'Remember to bring your duvet. They have plastic blankets there'
'Remember to bring all the food you can, there's no shops around.'
'Remember to bring...etc'
'Oh ya, there's no wifi in your room.'
|Queen Elizabeth's Hospital, King's Lynn|
Now that I am on the last day of my posting, I can testify, what they warn us about...are all sadly, very true.
I remember on the first night we arrived in November last year, it was super cold and foggy, and there weren't any soul outside the train station. Everything's dark and quiet in this coastal town. We took a taxi to the hospital and lugged our luggages and duvets around the hospital to get keys to our accommodation, which is right beside the hospital.

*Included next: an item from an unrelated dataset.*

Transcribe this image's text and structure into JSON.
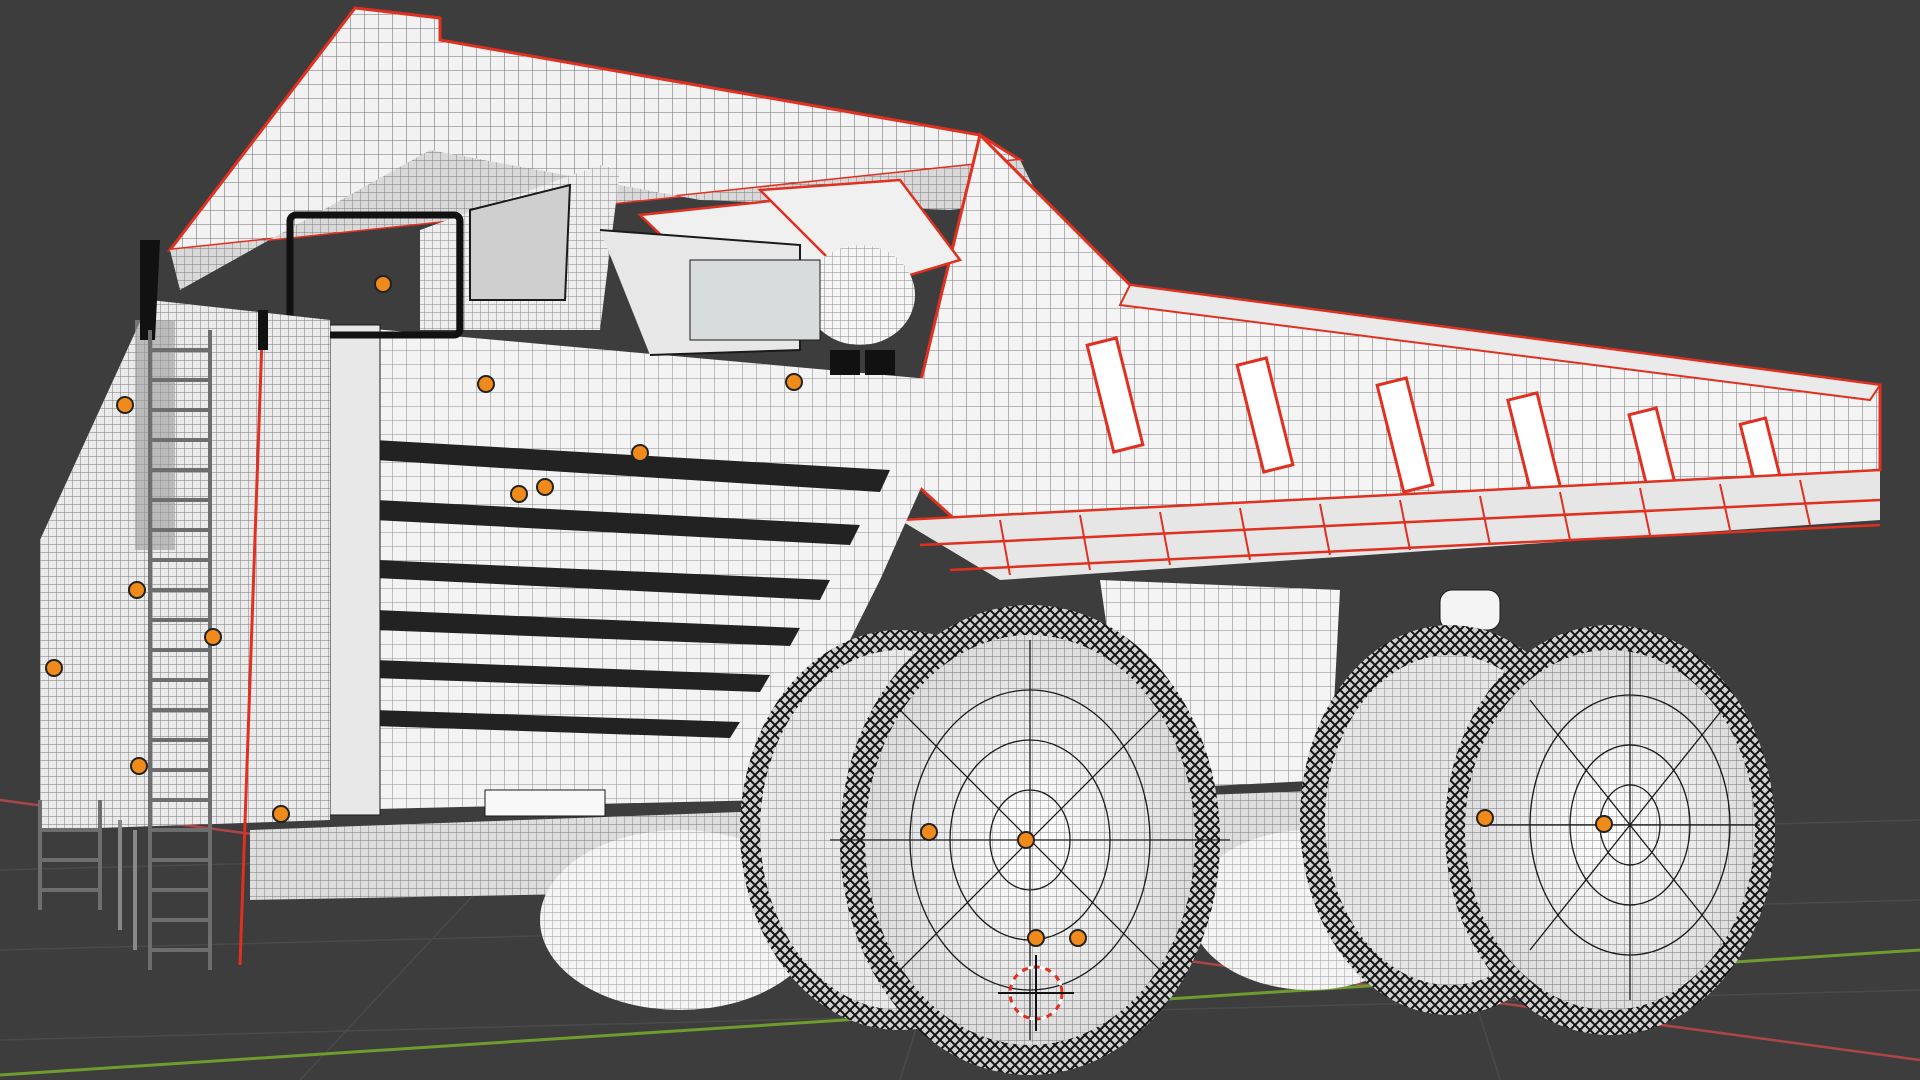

When I first entered my room, I thought it was quite good. I mean, it's basic - a bed with a pillow and a plastic duvet, a desk, a desk lamp, a sink and a cupboard. That's it. It's clean at least, I thought. We don't pay for this accommodation because it's covered under our tuition fee. But for the amount of tuition fee, international students pay, I am not sure this is worth the money. But since I am on scholarship and am not paying for this, I guess I have no right to complain. BUT THERE WASNT A CONSISTENT WIFI OMG. The wifi keeps cutting off every 5 minutes and my phone's 3G was burning through very quickly.
Life in this hospital is pretty boring. It's like you're on a camp for 1 month. There's no proper wifi, there's no shop nearby (the closest is Tesco, which is 30 minutes walk away) and you have a very small group of friends from your year. Unlike that in other regional hospitals where you get big group of friends, we only have 6 students from our year, at any point. In summary, you're pretty much isolated. All you can do (if you dont have 3G) is...to read a book/clerk a patient/pester the docs to let you do something.
|Library where I spent most my time when there's no wifi in my room|
|Found around hospital. I simply can't understand/empathise with smokers.|
|A random, one and only turbine in town, right beside the hospital|
The art of asking for what you need/want
There were bad times, especially in the beginning, when there was no wifi and I could not understand any medicine or the art of persuading someone to teach you/let you do something. But actually, as the year went on, we got pretty top-notch teaching around here. Yes, we did not have much supervision throughout the year, apart from the last 2 weeks, but we had pretty good teaching sessions. They rarely get cancelled. And when they went on, they are usually very helpful for us. The consultants are usually the ones we will later on shadow in their clinics. They are usually very kind and are very willing to teach if you ask them questions. (If you dont, obviously they will concentrate on their job and ignore your existence.) Although I must say, some may think you are absolutely brainless, especially when I was trying to help them clerk patients during the Junior Doctors' strike days. I remember one consultant being completely appalled at the way I prescribed on the drug chart...'But I was never taught about this before, at all! and I have never seen it done before! Can you teach me how to do it?' Only then he realised I am not a finalist. From that day onwards, he started being kind to me and taught me a lot of things. Slowly, I started to realise that many of the consultants thought we are final years and thus, expected us to be very independent in our learning and to know what to do on the wards. Then only I know the importance of letting the docs know what level am I in whenever I shadow them. The easiest way being
'What is this...?'
'Uh...uh....maybe it's...I don't know.'
'What do you mean you don't know?! Which year are you in?'
'This is my first ever medical rotation. I am in Year 4.'
Since learning that, I have learned to make my time on the wards more productive. And if I am continuously being ignored for 15 minutes, I learned to just quietly slip away,
I have also learned how to pester the staff nurses to let me do practical skills so I can get them to sign me off. Some of them are super friendly, some of them just can't be bother with another medical student. But as long as you supervise my work and sign me off at the end, I am eternally grateful to you, nurse. :p
Oh, and I love Wednesdays! It's the day we learn practical skills, with just 3 of us and our very 'fun-loving', enthusiastic trainer will let us do simulations on management of acutely ill patients on SimMan. Apart from that, she also entertains us with a weekly dose of rant about her ex-husband and life on the farm. It's really quite entertaining I must say.
I guess this is the perk of being in a small hospital. You know every one after you've rotated through all medicine, surgery, pharmacy and A&E. It's nice to walk around the hospital and have doctors and nurses greet each other in the morning. And obviously, you know people from your own year very well. There are only 3 of us, to stare at each other, for a month. We depend on each other to survive, stay sane and eat fish and chips together.